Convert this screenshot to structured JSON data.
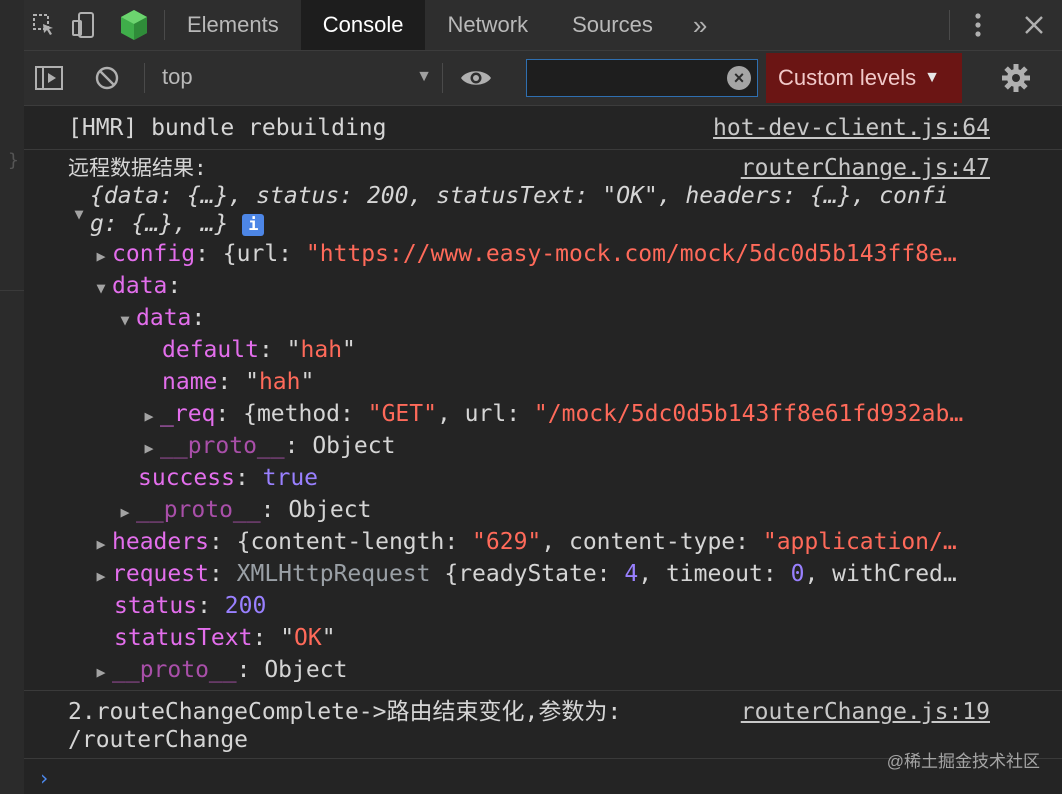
{
  "tabs": {
    "items": [
      "Elements",
      "Console",
      "Network",
      "Sources"
    ],
    "overflow": "»"
  },
  "toolbar": {
    "context": "top",
    "filter_value": "",
    "levels_label": "Custom levels"
  },
  "console": {
    "hmr_message": "[HMR] bundle rebuilding",
    "hmr_source": "hot-dev-client.js:64",
    "log_label": "远程数据结果:",
    "log_source": "routerChange.js:47",
    "summary_1": "{data: {…}, status: 200, statusText: \"OK\", headers: {…}, confi",
    "summary_2": "g: {…}, …}",
    "config_key": "config",
    "config_val_a": "{url: ",
    "config_val_b": "\"https://www.easy-mock.com/mock/5dc0d5b143ff8e…",
    "data_key": "data",
    "inner_data_key": "data",
    "default_key": "default",
    "default_val": "\"hah\"",
    "name_key": "name",
    "name_val": "\"hah\"",
    "req_key": "_req",
    "req_a": "{method: ",
    "req_b": "\"GET\"",
    "req_c": ", url: ",
    "req_d": "\"/mock/5dc0d5b143ff8e61fd932ab…",
    "proto_key": "__proto__",
    "proto_val": "Object",
    "success_key": "success",
    "success_val": "true",
    "headers_key": "headers",
    "headers_a": "{content-length: ",
    "headers_b": "\"629\"",
    "headers_c": ", content-type: ",
    "headers_d": "\"application/…",
    "request_key": "request",
    "request_a": "XMLHttpRequest",
    "request_b": " {readyState: ",
    "request_c": "4",
    "request_d": ", timeout: ",
    "request_e": "0",
    "request_f": ", withCred…",
    "status_key": "status",
    "status_val": "200",
    "statustext_key": "statusText",
    "statustext_val": "\"OK\"",
    "route_message_1": "2.routeChangeComplete->路由结束变化,参数为:",
    "route_message_2": "/routerChange",
    "route_source": "routerChange.js:19",
    "prompt": "›"
  },
  "watermark": "@稀土掘金技术社区"
}
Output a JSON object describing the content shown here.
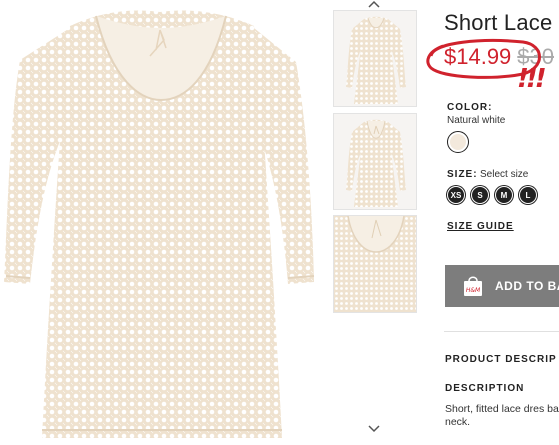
{
  "product": {
    "title": "Short Lace",
    "price_current": "$14.99",
    "price_original": "$30",
    "annotation_mark": "!!!"
  },
  "color": {
    "label": "COLOR:",
    "name": "Natural white",
    "swatch_hex": "#f3e9dc"
  },
  "size": {
    "label": "SIZE:",
    "prompt": "Select size",
    "options": [
      "XS",
      "S",
      "M",
      "L"
    ],
    "guide_label": "SIZE GUIDE"
  },
  "cart": {
    "add_label": "ADD TO BA",
    "bag_logo": "H&M"
  },
  "description": {
    "section_heading": "PRODUCT DESCRIP",
    "heading": "DESCRIPTION",
    "text": "Short, fitted lace dres back of neck."
  },
  "thumbnails": {
    "icons": [
      "chevron-up-icon",
      "chevron-down-icon"
    ]
  },
  "colors": {
    "sale_red": "#d0222d",
    "button_gray": "#7d7d7d",
    "fabric": "#f1e6d6"
  }
}
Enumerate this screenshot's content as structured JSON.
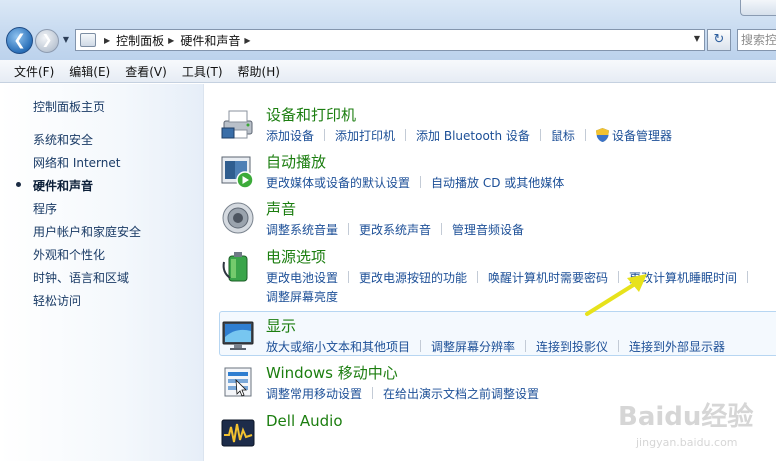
{
  "address_bar": {
    "breadcrumbs": [
      "控制面板",
      "硬件和声音"
    ],
    "search_placeholder": "搜索控"
  },
  "menu": [
    "文件(F)",
    "编辑(E)",
    "查看(V)",
    "工具(T)",
    "帮助(H)"
  ],
  "sidebar": {
    "home": "控制面板主页",
    "items": [
      "系统和安全",
      "网络和 Internet",
      "硬件和声音",
      "程序",
      "用户帐户和家庭安全",
      "外观和个性化",
      "时钟、语言和区域",
      "轻松访问"
    ],
    "current_index": 2
  },
  "categories": [
    {
      "title": "设备和打印机",
      "icon": "printer-icon",
      "links": [
        "添加设备",
        "添加打印机",
        "添加 Bluetooth 设备",
        "鼠标",
        "设备管理器"
      ]
    },
    {
      "title": "自动播放",
      "icon": "autoplay-icon",
      "links": [
        "更改媒体或设备的默认设置",
        "自动播放 CD 或其他媒体"
      ]
    },
    {
      "title": "声音",
      "icon": "speaker-icon",
      "links": [
        "调整系统音量",
        "更改系统声音",
        "管理音频设备"
      ]
    },
    {
      "title": "电源选项",
      "icon": "battery-icon",
      "links": [
        "更改电池设置",
        "更改电源按钮的功能",
        "唤醒计算机时需要密码",
        "更改计算机睡眠时间",
        "调整屏幕亮度"
      ]
    },
    {
      "title": "显示",
      "icon": "display-icon",
      "links": [
        "放大或缩小文本和其他项目",
        "调整屏幕分辨率",
        "连接到投影仪",
        "连接到外部显示器"
      ]
    },
    {
      "title": "Windows 移动中心",
      "icon": "mobility-center-icon",
      "links": [
        "调整常用移动设置",
        "在给出演示文档之前调整设置"
      ]
    },
    {
      "title": "Dell Audio",
      "icon": "dell-audio-icon",
      "links": []
    }
  ],
  "watermark": {
    "logo": "Baidu经验",
    "url": "jingyan.baidu.com"
  },
  "colors": {
    "link": "#1c4f97",
    "title": "#1c7e10",
    "arrow": "#e7e21b"
  }
}
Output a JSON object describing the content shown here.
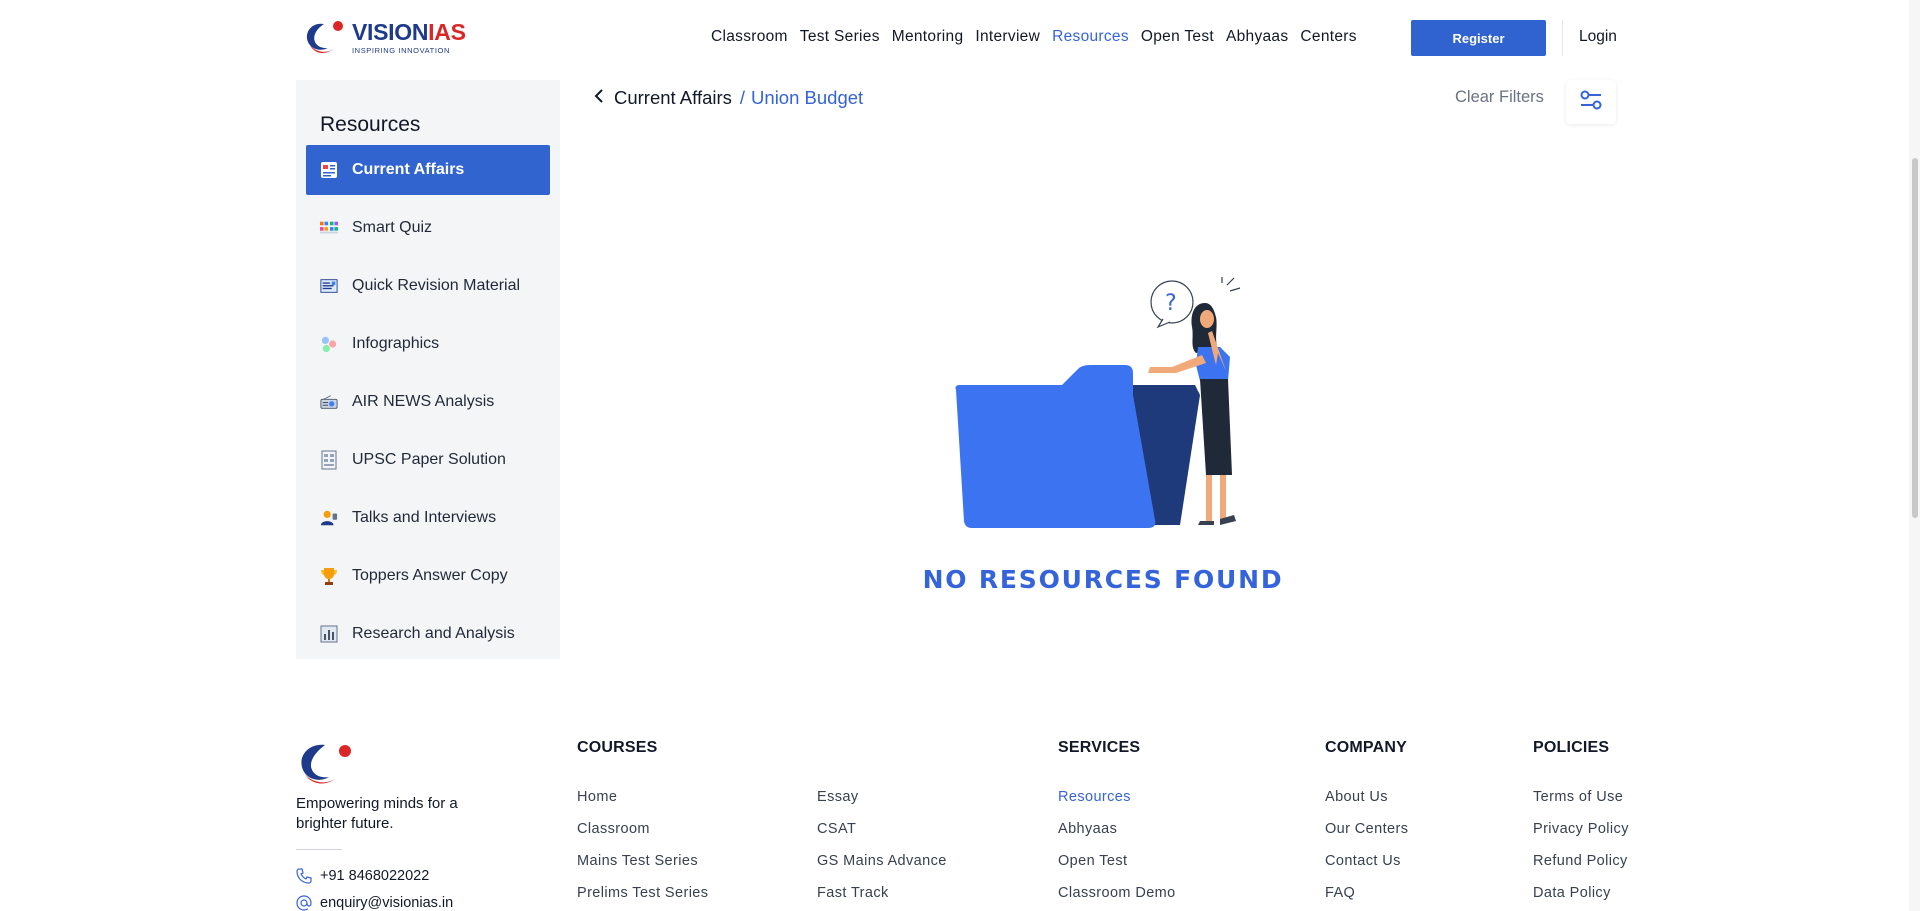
{
  "brand": {
    "name_part1": "VISION",
    "name_part2": "IAS",
    "tagline": "INSPIRING INNOVATION",
    "colors": {
      "primary": "#3063cf",
      "logo_blue": "#1e3a8a",
      "logo_red": "#dc2626"
    }
  },
  "nav": {
    "items": [
      "Classroom",
      "Test Series",
      "Mentoring",
      "Interview",
      "Resources",
      "Open Test",
      "Abhyaas",
      "Centers"
    ],
    "active": "Resources",
    "register_label": "Register",
    "login_label": "Login"
  },
  "sidebar": {
    "title": "Resources",
    "items": [
      {
        "label": "Current Affairs",
        "icon": "newspaper-icon",
        "active": true
      },
      {
        "label": "Smart Quiz",
        "icon": "quiz-grid-icon",
        "active": false
      },
      {
        "label": "Quick Revision Material",
        "icon": "revision-icon",
        "active": false
      },
      {
        "label": "Infographics",
        "icon": "infographics-icon",
        "active": false
      },
      {
        "label": "AIR NEWS Analysis",
        "icon": "radio-icon",
        "active": false
      },
      {
        "label": "UPSC Paper Solution",
        "icon": "paper-icon",
        "active": false
      },
      {
        "label": "Talks and Interviews",
        "icon": "speaker-icon",
        "active": false
      },
      {
        "label": "Toppers Answer Copy",
        "icon": "trophy-icon",
        "active": false
      },
      {
        "label": "Research and Analysis",
        "icon": "chart-icon",
        "active": false
      }
    ]
  },
  "breadcrumb": {
    "current": "Current Affairs",
    "separator": "/",
    "last": "Union Budget"
  },
  "filters": {
    "clear_label": "Clear Filters",
    "icon": "sliders-icon"
  },
  "empty_state": {
    "message": "NO RESOURCES FOUND",
    "illustration_icon": "empty-folder-icon"
  },
  "footer": {
    "tagline": "Empowering minds for a brighter future.",
    "phone": "+91 8468022022",
    "email": "enquiry@visionias.in",
    "courses_heading": "COURSES",
    "courses_col1": [
      "Home",
      "Classroom",
      "Mains Test Series",
      "Prelims Test Series"
    ],
    "courses_col2": [
      "Essay",
      "CSAT",
      "GS Mains Advance",
      "Fast Track"
    ],
    "services_heading": "SERVICES",
    "services": [
      "Resources",
      "Abhyaas",
      "Open Test",
      "Classroom Demo"
    ],
    "company_heading": "COMPANY",
    "company": [
      "About Us",
      "Our Centers",
      "Contact Us",
      "FAQ"
    ],
    "policies_heading": "POLICIES",
    "policies": [
      "Terms of Use",
      "Privacy Policy",
      "Refund Policy",
      "Data Policy"
    ]
  }
}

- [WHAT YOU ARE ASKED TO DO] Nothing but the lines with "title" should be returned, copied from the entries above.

- [RESPONSE]
    "title": "Short Lace",
      "title": "设备和打印机",
      "title": "自动播放",
      "title": "声音",
      "title": "电源选项",
      "title": "显示",
      "title": "Windows 移动中心",
      "title": "Dell Audio",
    "title": "#1c7e10",
    "title": "Resources",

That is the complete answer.